A British High Court judge has ruled that the Greek owner of the tanker Brillante Virtuoso, deliberately staged a fake pirate attack and torched the vessel using an explosive device and fire accelerants in a bid to claim USD77 million in insurance money.
On 6 July 2011 the Suezmax tanker, filled with fuel oil cargo worth USD100 million, was sailing from Kerch, Ukraine, to Qingdao, China. Following its transition through the Suez Canal, the ship reportedly came under fire from Somali pirates equipped with small arms and a rocket-propelled grenade (RPG) approximately 20 n miles southwest of Aden.
Following the “attack”, a fire initially broke out in the ship’s accommodation block and the 26 Filipino crew abandoned ship with the help of the nearby US Navy cruiser USS Philippine Sea.
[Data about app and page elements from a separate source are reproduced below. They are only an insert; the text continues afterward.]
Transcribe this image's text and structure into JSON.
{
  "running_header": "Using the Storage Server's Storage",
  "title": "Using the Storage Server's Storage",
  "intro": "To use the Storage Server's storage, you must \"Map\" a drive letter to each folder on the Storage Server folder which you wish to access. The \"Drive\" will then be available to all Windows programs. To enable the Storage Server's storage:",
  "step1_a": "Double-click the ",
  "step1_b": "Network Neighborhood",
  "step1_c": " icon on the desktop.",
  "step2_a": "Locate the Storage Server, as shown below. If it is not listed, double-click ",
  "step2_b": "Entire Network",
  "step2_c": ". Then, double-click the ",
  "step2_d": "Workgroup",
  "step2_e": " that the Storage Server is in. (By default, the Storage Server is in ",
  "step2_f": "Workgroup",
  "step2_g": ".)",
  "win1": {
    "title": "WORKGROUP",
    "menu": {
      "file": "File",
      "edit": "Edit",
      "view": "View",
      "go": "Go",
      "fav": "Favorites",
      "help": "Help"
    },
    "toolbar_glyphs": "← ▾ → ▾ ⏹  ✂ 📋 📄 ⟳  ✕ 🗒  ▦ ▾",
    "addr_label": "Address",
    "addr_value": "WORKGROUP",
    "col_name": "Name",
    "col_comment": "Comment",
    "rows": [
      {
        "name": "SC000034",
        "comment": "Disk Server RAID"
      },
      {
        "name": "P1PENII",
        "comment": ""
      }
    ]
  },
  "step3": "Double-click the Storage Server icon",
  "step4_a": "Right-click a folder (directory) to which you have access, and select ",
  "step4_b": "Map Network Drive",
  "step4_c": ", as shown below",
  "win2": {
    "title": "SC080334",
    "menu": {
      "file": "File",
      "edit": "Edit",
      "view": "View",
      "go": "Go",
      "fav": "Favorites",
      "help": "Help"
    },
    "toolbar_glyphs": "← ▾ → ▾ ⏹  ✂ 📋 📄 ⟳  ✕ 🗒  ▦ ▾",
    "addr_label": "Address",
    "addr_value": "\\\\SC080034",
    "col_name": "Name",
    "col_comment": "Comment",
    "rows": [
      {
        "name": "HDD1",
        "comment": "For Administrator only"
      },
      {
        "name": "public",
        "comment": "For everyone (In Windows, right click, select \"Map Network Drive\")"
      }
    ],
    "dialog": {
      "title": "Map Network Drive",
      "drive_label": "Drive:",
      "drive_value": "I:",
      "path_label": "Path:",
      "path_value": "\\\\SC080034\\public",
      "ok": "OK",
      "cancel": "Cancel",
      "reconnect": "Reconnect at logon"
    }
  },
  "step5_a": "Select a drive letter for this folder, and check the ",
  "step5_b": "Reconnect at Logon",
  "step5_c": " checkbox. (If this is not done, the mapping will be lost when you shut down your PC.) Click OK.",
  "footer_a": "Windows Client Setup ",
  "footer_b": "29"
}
According to official court papers, shots were fired on the bridge and an explosive device was detonated in the fuel purifier room, which started the fire that subsequently spread to the engine room with the use of fire accelerants. The assailants then left the ship and an officer at the bridge called for help. The crew were evacuated, and the Poseidon Salvage company was called in to fight the blaze. But the fire raged on, and the ship was quickly declared a total loss.
Upon boarding the vessel, no evidence of pirates was found by rescuers. When the ship was later towed to shore, surveys found no signs of RPG damage or small-arms fire penetration from outside, but there was evidence that AK-47s had been fired inside the ship.
The group of war risk insurance underwriters then alleged that the fire was deliberately started with the owner’s consent. Therefore, they took Greece’s Piraeus Bank, the ship’s mortgagee who had claimed losses over the fire damage from the ship’s insurers, and Mario Iliopoulos’ company Suez Fortune Investments to court over the legality of the USD77 million insurance claim.
Following a 52-day trial that concluded years of legal battles, High Court Judge Mr Justice Teare ruled in favour of the vessel’s insurance underwriters that the so-called pirate attack was in fact fictitious, and that the whole endeavour was a fake, orchestrated, and instigated plan to claim insurance money by the vessel’s beneficial owner, who was at the time experiencing significant financial difficulties, operating at a loss of about USD10 million between 2009 and 2011. Co-conspirators to the fraud were also identified by the court and included the master and chief engineer of the vessel, the local salvors, Poseidon Salvage (in particular Vassilios Vergos), and the hired “pirates”, who were in fact present or former members of the Yemeni coastguard or navy.